Dataset rows describing interfaces:
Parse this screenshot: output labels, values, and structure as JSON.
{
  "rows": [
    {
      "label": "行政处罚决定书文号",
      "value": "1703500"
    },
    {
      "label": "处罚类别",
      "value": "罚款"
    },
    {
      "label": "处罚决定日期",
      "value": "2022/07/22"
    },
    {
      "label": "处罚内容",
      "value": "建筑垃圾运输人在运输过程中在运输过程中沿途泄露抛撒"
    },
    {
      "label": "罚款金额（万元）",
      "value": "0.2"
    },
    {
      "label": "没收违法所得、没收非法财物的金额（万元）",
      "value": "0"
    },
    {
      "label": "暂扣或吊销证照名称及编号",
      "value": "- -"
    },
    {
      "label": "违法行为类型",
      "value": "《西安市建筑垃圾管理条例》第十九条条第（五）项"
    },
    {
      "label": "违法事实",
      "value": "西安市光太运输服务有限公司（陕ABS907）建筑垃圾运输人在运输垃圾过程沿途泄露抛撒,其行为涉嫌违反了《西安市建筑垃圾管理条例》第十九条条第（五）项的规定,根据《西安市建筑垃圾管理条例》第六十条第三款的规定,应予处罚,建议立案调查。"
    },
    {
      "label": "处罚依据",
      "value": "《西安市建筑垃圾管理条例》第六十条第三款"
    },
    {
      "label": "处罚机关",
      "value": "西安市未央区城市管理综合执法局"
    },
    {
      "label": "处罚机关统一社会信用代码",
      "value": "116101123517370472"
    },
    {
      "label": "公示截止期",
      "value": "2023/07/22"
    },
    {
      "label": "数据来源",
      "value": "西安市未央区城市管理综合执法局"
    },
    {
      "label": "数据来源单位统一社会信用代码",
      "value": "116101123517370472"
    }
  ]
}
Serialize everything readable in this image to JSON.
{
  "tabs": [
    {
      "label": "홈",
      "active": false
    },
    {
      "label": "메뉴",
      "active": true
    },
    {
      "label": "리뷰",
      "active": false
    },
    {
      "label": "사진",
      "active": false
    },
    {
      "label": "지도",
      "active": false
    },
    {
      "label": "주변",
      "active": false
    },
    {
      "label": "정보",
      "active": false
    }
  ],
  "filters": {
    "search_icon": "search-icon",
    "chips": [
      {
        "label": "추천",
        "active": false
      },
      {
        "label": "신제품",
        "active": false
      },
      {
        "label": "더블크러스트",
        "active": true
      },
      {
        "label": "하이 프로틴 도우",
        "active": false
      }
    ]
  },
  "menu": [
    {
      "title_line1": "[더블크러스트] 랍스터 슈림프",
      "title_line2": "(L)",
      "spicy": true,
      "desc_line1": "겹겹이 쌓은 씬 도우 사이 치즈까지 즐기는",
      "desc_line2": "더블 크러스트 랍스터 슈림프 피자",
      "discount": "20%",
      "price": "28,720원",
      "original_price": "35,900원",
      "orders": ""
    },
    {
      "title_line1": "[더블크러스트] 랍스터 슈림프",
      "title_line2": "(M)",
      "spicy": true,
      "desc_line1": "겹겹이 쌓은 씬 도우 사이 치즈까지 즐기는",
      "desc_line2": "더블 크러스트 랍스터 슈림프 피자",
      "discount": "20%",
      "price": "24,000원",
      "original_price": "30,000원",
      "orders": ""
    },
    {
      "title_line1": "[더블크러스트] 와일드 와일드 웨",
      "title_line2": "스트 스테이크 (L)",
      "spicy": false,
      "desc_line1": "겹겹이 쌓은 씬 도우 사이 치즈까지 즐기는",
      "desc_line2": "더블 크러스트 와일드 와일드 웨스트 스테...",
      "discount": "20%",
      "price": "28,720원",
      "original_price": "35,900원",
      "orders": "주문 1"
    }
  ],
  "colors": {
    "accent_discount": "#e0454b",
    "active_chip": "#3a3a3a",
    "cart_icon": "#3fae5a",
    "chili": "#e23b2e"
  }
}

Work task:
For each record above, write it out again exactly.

Response to the exercise:
Parse this screenshot: output labels, values, and structure as JSON.
{
  "rows": [
    {
      "label": "行政处罚决定书文号",
      "value": "1703500"
    },
    {
      "label": "处罚类别",
      "value": "罚款"
    },
    {
      "label": "处罚决定日期",
      "value": "2022/07/22"
    },
    {
      "label": "处罚内容",
      "value": "建筑垃圾运输人在运输过程中在运输过程中沿途泄露抛撒"
    },
    {
      "label": "罚款金额（万元）",
      "value": "0.2"
    },
    {
      "label": "没收违法所得、没收非法财物的金额（万元）",
      "value": "0"
    },
    {
      "label": "暂扣或吊销证照名称及编号",
      "value": "- -"
    },
    {
      "label": "违法行为类型",
      "value": "《西安市建筑垃圾管理条例》第十九条条第（五）项"
    },
    {
      "label": "违法事实",
      "value": "西安市光太运输服务有限公司（陕ABS907）建筑垃圾运输人在运输垃圾过程沿途泄露抛撒,其行为涉嫌违反了《西安市建筑垃圾管理条例》第十九条条第（五）项的规定,根据《西安市建筑垃圾管理条例》第六十条第三款的规定,应予处罚,建议立案调查。"
    },
    {
      "label": "处罚依据",
      "value": "《西安市建筑垃圾管理条例》第六十条第三款"
    },
    {
      "label": "处罚机关",
      "value": "西安市未央区城市管理综合执法局"
    },
    {
      "label": "处罚机关统一社会信用代码",
      "value": "116101123517370472"
    },
    {
      "label": "公示截止期",
      "value": "2023/07/22"
    },
    {
      "label": "数据来源",
      "value": "西安市未央区城市管理综合执法局"
    },
    {
      "label": "数据来源单位统一社会信用代码",
      "value": "116101123517370472"
    }
  ]
}
Serialize everything readable in this image to JSON.
{
  "tabs": [
    {
      "label": "홈",
      "active": false
    },
    {
      "label": "메뉴",
      "active": true
    },
    {
      "label": "리뷰",
      "active": false
    },
    {
      "label": "사진",
      "active": false
    },
    {
      "label": "지도",
      "active": false
    },
    {
      "label": "주변",
      "active": false
    },
    {
      "label": "정보",
      "active": false
    }
  ],
  "filters": {
    "search_icon": "search-icon",
    "chips": [
      {
        "label": "추천",
        "active": false
      },
      {
        "label": "신제품",
        "active": false
      },
      {
        "label": "더블크러스트",
        "active": true
      },
      {
        "label": "하이 프로틴 도우",
        "active": false
      }
    ]
  },
  "menu": [
    {
      "title_line1": "[더블크러스트] 랍스터 슈림프",
      "title_line2": "(L)",
      "spicy": true,
      "desc_line1": "겹겹이 쌓은 씬 도우 사이 치즈까지 즐기는",
      "desc_line2": "더블 크러스트 랍스터 슈림프 피자",
      "discount": "20%",
      "price": "28,720원",
      "original_price": "35,900원",
      "orders": ""
    },
    {
      "title_line1": "[더블크러스트] 랍스터 슈림프",
      "title_line2": "(M)",
      "spicy": true,
      "desc_line1": "겹겹이 쌓은 씬 도우 사이 치즈까지 즐기는",
      "desc_line2": "더블 크러스트 랍스터 슈림프 피자",
      "discount": "20%",
      "price": "24,000원",
      "original_price": "30,000원",
      "orders": ""
    },
    {
      "title_line1": "[더블크러스트] 와일드 와일드 웨",
      "title_line2": "스트 스테이크 (L)",
      "spicy": false,
      "desc_line1": "겹겹이 쌓은 씬 도우 사이 치즈까지 즐기는",
      "desc_line2": "더블 크러스트 와일드 와일드 웨스트 스테...",
      "discount": "20%",
      "price": "28,720원",
      "original_price": "35,900원",
      "orders": "주문 1"
    }
  ],
  "colors": {
    "accent_discount": "#e0454b",
    "active_chip": "#3a3a3a",
    "cart_icon": "#3fae5a",
    "chili": "#e23b2e"
  }
}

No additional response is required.